Real estate development

Real estate development, or property development, is a multifaceted business process, encompassing activities that range from the renovation and re-lease of existing buildings to the purchase of raw land and the sale of developed land or parcels to others. Real estate developers are the people and companies who coordinate all of these activities, converting ideas from paper to real property.[1] Real estate development is different from construction, although many developers also manage the construction process. Developers buy land, finance real estate deals, build or have builders build projects, create, imagine, control and orchestrate the process of development from the beginning to end.[2] Developers usually take the greatest risk in the creation or renovation of real estate—and receive the greatest rewards. Typically, developers purchase a tract of land, determine the marketing of the property, develop the building program and design, obtain the necessary public approval and financing, build the structures, and rent out, manage, and ultimately sell it.[1] Sometimes property developers will only undertake part of the process. For example, some developers source a property get the plans and permits approved before on selling the property with the plans and permits to a builder at a premium price. Alternatively, a developer that is also a builder may purchase a property with the plans and permits in place so that they do not have the risk of failing to obtain planning approval and can start construction on the development immediately. Developers work with many different counterparts along each step of this process, including architects, city planners, engineers, surveyors, inspectors, contractors, leasing agents and more. In the Town and Country Planning context in the United Kingdom, ‘development’ is defined in the Town and Country Planning Act 1990 s55.

Organizing for development

A development team can be put together in one of several ways. At one extreme, a large company might include many services, from architecture to engineering. At the other end of the spectrum, a development company might consist of one principal and a few staff who hire or contract with other companies and professionals for each service as needed. Assembling a team of professionals to address the environmental, economic, physical and political issues inherent in a complex development project is critical. A developer’s success depends on the ability to coordinate the completion of a series of interrelated activities efficiently and at the appropriate time.

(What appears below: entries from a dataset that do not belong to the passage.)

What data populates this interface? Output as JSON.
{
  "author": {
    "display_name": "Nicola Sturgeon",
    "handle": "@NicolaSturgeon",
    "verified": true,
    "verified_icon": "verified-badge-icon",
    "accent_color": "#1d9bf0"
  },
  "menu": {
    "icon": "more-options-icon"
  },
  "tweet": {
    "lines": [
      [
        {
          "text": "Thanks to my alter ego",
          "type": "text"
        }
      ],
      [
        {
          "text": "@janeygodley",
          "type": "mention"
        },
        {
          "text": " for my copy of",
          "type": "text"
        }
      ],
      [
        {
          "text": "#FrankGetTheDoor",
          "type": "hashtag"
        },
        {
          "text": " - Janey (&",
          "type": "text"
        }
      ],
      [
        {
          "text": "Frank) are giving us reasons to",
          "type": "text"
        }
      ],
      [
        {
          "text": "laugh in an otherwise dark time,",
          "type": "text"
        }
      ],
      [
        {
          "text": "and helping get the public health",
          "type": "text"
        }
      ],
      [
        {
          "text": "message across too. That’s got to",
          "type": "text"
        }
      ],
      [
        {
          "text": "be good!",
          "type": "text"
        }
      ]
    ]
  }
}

Development process requires skills of many professionals: architects, landscape architects, civil engineers and site planners to address project design; market consultants to determine demand and a project’s economics; attorneys to handle agreements and government approvals; environmental consultants and soils engineers to analyze a site’s physical limitations and environmental impacts; surveyors and title companies to provide legal descriptions of a property; and lenders to provide financing. The general contractor of the project hires subcontractors to put the architectural plans into action.

Land development

Purchasing unused land for a potential development is sometimes called speculative Subdivision of land is the principal mechanism by which communities are developed. Technically, subdivision describes the legal and physical steps a developer must take to convert raw land into developed land. Subdivision is a vital part of a community’s growth, determining its appearance, the mix of its land uses, and its infrastructure, including roads, drainage systems, water, sewerage, and public utilities. In general, land development is the riskiest but most profitable technique as it is so dependent on the public sector for approvals and infrastructure and because it involves a long investment period with no positive cash flow. After subdivision is complete, the developer usually markets the land to a home builder or other end user, for such uses as a warehouse or shopping center. In any case, use of spatial intelligence tools mitigate the risk of these developers by modeling the population trends and demographic make-up of the sort of customers a home builder or retailer would like to have surrounding their new development.